Let's say you are party $I$, and your friend is party $J$, secret values are $a$ and $b$. The result of the multiplication would look like:
a.b = (a_i \oplus a_j) . (b_i\oplus b_j) = (a_ib_i) \oplus (a_ib_j) \oplus (a_jb_i) \oplus (a_jb_j)
$I$ and $J$ already have these shares and need no communication for $a_ib_i$ or $a_jb_j$. But for $(a_ib_j)$ and $(a_jb_i)$, they do need other's input. $I$ selects a random value r and creates a table with four entries depending on the values of $I$'s and possible values of $J$ with entries $e$ like $r \oplus a_ib_j \oplus a_jb_i$.
a_j = 0,b_j &= 0: e = r \\
a_j = 0,b_j &= 1: e = r \oplus a_i \\
a_j = 1,b_j &= 0: e = r \oplus b_i \\
a_j = 1,b_j &= 1: e = r \oplus a_i \oplus b_i \\

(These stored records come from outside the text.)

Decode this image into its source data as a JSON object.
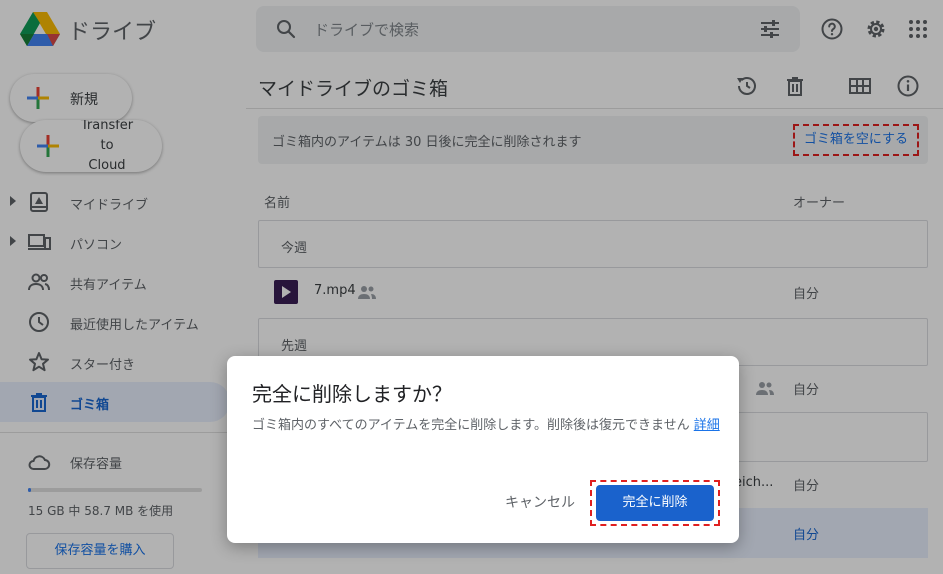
{
  "header": {
    "brand": "ドライブ",
    "search_placeholder": "ドライブで検索"
  },
  "sidebar": {
    "new_label": "新規",
    "transfer_label_lines": [
      "Transfer",
      "to",
      "Cloud"
    ],
    "items": [
      {
        "label": "マイドライブ",
        "icon": "my-drive-icon",
        "expandable": true
      },
      {
        "label": "パソコン",
        "icon": "computers-icon",
        "expandable": true
      },
      {
        "label": "共有アイテム",
        "icon": "shared-icon",
        "expandable": false
      },
      {
        "label": "最近使用したアイテム",
        "icon": "clock-icon",
        "expandable": false
      },
      {
        "label": "スター付き",
        "icon": "star-icon",
        "expandable": false
      },
      {
        "label": "ゴミ箱",
        "icon": "trash-icon",
        "expandable": false,
        "active": true
      }
    ],
    "storage_label": "保存容量",
    "usage_text": "15 GB 中 58.7 MB を使用",
    "usage_fraction": 0.004,
    "buy_storage_label": "保存容量を購入"
  },
  "main": {
    "title": "マイドライブのゴミ箱",
    "banner_text": "ゴミ箱内のアイテムは 30 日後に完全に削除されます",
    "empty_trash_label": "ゴミ箱を空にする",
    "col_name": "名前",
    "col_owner": "オーナー",
    "group_this_week": "今週",
    "group_last_week": "先週",
    "file1_name": "7.mp4",
    "file1_owner": "自分",
    "row2_owner": "自分",
    "row3_fragment": "eich...",
    "row3_owner": "自分",
    "row4_owner": "自分"
  },
  "dialog": {
    "title": "完全に削除しますか？",
    "body": "ゴミ箱内のすべてのアイテムを完全に削除します。削除後は復元できません",
    "details_link": "詳細",
    "cancel_label": "キャンセル",
    "delete_label": "完全に削除"
  },
  "colors": {
    "accent": "#1a73e8",
    "active_bg": "#e8f0fe",
    "highlight_dash": "#e02020",
    "delete_button": "#1a62cc"
  }
}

Although these entries look confusing, note that $J$ already knows $a_j$ and $b_j$ values. And any if these entries are $0$, then look at the equation $r \oplus a_ib_j \oplus a_jb_i$. This would have one or two entries evaluate to $0$. That is why the table was constructed that way. Clearly, if $I$ and $J$ engages in a 1-out-of-4 Oblivious Transfer protocol now, then $J$ can only retrieve one entry from the table. So $I$ would be having the random number $r$ and $J$ would be having the computed value xor'ed with $r$. Meaning they share the multiplication result but not the result itself.